"The deterioration is pandemic and losses to library and archival collections are estimated to be as high as one percent per year. Many libraries have stated that a quarter of the books in their collections are now so embrittled as to require removal from general circulation (Shahani and Wilson, 1987). Barrow (1959) predicted that most of the books of the first half of the twentieth century would not be usable in the twenty-first.
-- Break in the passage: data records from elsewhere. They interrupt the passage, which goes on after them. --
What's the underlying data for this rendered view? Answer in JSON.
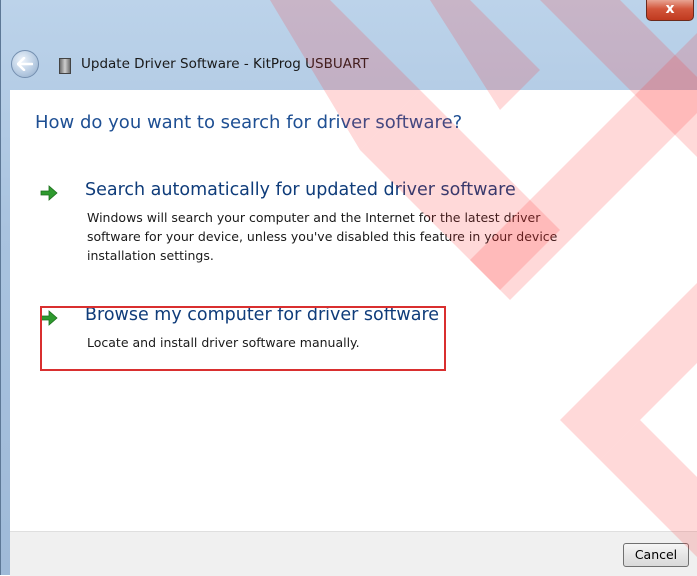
{
  "window": {
    "title": "Update Driver Software - KitProg USBUART",
    "close_label": "x"
  },
  "main": {
    "heading": "How do you want to search for driver software?",
    "options": [
      {
        "title": "Search automatically for updated driver software",
        "description": "Windows will search your computer and the Internet for the latest driver software for your device, unless you've disabled this feature in your device installation settings."
      },
      {
        "title": "Browse my computer for driver software",
        "description": "Locate and install driver software manually."
      }
    ]
  },
  "footer": {
    "cancel_label": "Cancel"
  },
  "colors": {
    "heading": "#1e4f93",
    "option_title": "#0f3c7a",
    "arrow": "#2e9a2e",
    "highlight": "#d92f2f",
    "overlay": "#ff2a2a"
  },
  "icons": {
    "back": "back-arrow-icon",
    "device": "usb-device-icon",
    "option": "green-arrow-icon"
  }
}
A study of a major university library system indicated that fully 85% of their collections were unstable (King, 1981)."

Nineteenth-Century Anglo-American dependence on coal for heat and propulsion also led to high levels of atmospheric pollutants that attacked books when they were opened and even burned their way into the page from unprotected edges, especially from dust which accumulates on the top edges of the volume.

        A general guide to publication dates which should make the researcher suspect the presence of chemically processed wood-pulp papers is offered by Williams and Abbott: "it is known when certain ingredients were introduced in papermaking: for instance, soda wood pulp in 1845, mechanical wood pulp in 1869, esparto grass in 1861, chemically pulped wood in 1874, rosin in 1835, clay filler in 1870" (13).  Documents produced before 1835 may be more flexible than those produced after that year, and those produced after the 1870s and before the mid-1980s may be the most at risk.  Researchers who encounter books whose pages are not easily flexible, are flaking significantly, or are in danger of imminent destruction, should succinctly record the extent of the damage by pages and page-area, and documents which appear to be at serious risk should be reported to the Special Collections librarian. 

        Generally, of course, researchers should handle all documents in Rare Books collections with great care.  Use pads or "pillows" to keep the book from opening flat on a table, which cracks and degrades the binding.  Turn pages carefully, trying to avoid brittle edges and corners.  Keep all loose pages exactly in the order and orientation (up-down/left-right) orientation in which they first appear unless a previous researcher appears to have disordered them.  (Consult the SC librarian for advice.)  Return all documents not currently in use to any protective archival boxes or Mylar sleeves to limit accidental damage, and notify the SC librarian when you are done using them so that they can be re-shelved promptly.

Works Cited and Consulted

Kundrot, R.A. and J. B. Zicherman, “Paper Permanence,” in The Encyclopedia of Materials: Science and Technology.  (Elsevier Science, 2001)  Available online at  Viewed 2/13/06.

McKerrow, R.B.  An Introduction to Bibliography for Literary Students.  (Oxford: Clarendon, 1927, rpt. with corrections, 1928).  Pp. 100-105.

POxy [The Oxford Papyrology Site: Oxyrinchus].  Available online at:  Viewed 2/13/06.

Williams, William Proctor and Craig S. Abbott.  An Introduction to Bibliographical and Textual Studies.  Second Edition.  N.Y.: Modern Language Association, 1989.  Pp. 13-14.